===== INFORMATION SUPPLIED

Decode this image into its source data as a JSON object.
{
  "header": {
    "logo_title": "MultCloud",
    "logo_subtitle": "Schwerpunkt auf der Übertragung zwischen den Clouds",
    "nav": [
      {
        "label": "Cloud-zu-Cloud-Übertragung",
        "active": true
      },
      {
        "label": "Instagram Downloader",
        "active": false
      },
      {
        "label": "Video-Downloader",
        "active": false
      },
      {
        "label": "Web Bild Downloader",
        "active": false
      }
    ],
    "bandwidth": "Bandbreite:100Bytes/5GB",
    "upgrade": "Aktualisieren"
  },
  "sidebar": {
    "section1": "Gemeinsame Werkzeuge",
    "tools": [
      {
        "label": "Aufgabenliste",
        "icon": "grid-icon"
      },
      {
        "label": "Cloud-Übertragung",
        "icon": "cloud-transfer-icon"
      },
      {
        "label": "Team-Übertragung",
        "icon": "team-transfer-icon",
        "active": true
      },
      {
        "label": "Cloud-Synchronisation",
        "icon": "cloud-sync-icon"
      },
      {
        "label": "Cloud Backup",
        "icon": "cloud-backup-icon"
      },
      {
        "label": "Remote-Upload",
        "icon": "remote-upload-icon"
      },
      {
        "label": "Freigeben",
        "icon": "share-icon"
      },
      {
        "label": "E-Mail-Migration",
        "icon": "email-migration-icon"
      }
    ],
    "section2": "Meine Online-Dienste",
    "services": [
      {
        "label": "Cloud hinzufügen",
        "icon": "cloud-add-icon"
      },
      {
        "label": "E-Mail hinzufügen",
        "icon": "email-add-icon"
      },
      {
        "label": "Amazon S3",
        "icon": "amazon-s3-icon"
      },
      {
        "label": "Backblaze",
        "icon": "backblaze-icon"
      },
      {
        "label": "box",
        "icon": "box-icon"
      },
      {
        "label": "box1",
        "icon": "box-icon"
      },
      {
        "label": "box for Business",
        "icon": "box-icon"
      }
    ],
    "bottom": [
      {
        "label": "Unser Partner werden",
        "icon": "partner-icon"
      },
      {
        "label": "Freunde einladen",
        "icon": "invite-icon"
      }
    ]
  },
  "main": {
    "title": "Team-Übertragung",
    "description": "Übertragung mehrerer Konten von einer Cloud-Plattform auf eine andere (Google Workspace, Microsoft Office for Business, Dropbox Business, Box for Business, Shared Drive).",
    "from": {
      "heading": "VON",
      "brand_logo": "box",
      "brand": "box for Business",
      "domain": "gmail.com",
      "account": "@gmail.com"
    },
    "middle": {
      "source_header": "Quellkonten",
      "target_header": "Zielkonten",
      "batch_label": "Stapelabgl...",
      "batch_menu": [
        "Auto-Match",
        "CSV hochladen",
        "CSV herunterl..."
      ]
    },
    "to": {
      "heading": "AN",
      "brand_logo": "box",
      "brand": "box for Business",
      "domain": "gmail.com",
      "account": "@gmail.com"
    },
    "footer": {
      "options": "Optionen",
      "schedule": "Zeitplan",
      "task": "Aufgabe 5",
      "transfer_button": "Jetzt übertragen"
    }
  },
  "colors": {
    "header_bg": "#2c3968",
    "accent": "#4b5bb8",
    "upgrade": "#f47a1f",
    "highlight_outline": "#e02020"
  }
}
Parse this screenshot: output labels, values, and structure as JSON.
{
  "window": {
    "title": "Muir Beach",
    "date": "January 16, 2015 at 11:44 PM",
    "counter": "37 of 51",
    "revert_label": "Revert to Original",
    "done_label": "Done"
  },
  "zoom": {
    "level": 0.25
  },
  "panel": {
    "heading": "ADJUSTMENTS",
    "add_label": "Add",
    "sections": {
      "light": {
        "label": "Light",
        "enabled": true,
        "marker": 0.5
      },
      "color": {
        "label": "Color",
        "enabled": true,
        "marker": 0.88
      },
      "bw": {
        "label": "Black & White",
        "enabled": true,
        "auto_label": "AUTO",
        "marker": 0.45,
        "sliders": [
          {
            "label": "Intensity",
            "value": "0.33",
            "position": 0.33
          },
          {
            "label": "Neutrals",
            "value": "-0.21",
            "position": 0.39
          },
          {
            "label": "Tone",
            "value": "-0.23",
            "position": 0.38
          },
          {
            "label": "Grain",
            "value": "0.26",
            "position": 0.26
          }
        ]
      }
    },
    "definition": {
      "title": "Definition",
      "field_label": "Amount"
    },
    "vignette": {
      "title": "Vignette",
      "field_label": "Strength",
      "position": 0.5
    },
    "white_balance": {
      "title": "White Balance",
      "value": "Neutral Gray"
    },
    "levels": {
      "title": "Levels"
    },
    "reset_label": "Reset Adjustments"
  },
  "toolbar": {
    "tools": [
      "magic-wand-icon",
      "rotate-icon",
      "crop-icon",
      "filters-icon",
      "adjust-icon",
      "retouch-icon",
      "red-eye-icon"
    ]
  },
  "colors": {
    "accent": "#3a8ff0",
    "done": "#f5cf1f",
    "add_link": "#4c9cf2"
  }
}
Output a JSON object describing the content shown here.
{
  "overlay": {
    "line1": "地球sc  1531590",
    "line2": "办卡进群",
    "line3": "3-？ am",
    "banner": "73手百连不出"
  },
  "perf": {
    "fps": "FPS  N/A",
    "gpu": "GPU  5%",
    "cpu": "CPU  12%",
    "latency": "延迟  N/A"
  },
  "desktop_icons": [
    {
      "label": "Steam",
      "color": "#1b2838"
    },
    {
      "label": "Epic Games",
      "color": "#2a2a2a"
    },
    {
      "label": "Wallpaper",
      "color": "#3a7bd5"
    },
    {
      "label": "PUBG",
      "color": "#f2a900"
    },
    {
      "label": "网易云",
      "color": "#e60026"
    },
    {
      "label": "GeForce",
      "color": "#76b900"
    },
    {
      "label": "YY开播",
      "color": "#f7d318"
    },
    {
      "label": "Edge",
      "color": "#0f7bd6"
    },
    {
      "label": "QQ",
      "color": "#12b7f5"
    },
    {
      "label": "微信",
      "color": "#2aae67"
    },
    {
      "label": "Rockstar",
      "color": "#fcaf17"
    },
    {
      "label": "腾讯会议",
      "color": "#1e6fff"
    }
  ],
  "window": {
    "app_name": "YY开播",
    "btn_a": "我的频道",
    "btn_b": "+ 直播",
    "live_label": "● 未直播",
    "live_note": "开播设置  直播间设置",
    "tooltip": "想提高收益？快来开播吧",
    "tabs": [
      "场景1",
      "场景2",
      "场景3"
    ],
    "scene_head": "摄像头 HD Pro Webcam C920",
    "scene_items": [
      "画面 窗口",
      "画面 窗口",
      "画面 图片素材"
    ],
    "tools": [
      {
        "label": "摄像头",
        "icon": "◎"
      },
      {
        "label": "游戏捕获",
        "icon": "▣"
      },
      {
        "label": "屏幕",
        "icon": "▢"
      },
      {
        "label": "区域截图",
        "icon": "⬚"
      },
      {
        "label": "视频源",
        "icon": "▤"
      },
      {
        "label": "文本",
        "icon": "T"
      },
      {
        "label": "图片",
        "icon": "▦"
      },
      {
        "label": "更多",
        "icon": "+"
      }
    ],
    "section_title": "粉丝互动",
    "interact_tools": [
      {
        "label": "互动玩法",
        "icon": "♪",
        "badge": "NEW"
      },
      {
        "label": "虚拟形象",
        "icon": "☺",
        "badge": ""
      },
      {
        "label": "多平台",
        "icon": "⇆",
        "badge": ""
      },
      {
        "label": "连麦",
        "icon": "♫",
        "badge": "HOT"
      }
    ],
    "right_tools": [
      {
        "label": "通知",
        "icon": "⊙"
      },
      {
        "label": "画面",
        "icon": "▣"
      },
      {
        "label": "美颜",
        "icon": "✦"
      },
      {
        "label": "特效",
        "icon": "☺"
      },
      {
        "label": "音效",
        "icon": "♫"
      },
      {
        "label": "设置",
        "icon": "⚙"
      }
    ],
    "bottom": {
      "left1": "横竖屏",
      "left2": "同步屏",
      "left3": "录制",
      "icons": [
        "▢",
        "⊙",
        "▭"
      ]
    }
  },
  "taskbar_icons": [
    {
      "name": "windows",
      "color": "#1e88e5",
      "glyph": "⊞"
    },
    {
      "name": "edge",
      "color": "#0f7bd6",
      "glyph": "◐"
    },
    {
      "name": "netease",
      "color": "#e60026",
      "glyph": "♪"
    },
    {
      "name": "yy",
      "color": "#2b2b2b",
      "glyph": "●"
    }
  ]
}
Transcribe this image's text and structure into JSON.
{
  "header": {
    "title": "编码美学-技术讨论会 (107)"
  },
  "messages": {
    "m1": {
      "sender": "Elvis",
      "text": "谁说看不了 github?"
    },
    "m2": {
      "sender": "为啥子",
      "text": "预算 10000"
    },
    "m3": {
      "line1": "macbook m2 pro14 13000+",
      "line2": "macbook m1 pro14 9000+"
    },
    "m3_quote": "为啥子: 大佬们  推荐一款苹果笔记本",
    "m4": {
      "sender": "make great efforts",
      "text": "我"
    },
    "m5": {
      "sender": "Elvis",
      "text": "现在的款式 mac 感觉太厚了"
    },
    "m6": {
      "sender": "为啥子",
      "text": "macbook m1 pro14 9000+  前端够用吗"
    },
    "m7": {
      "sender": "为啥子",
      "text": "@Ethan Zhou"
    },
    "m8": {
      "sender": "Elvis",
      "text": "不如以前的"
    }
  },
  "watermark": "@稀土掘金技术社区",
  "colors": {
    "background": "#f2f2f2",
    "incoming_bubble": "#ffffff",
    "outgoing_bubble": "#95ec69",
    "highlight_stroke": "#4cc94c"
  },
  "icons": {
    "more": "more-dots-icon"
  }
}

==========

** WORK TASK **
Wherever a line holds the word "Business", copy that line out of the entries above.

** ANSWER SECTION **
        "label": "box for Business",
    "description": "Übertragung mehrerer Konten von einer Cloud-Plattform auf eine andere (Google Workspace, Microsoft Office for Business, Dropbox Business, Box for Business, Shared Drive).",
      "brand": "box for Business",
      "brand": "box for Business",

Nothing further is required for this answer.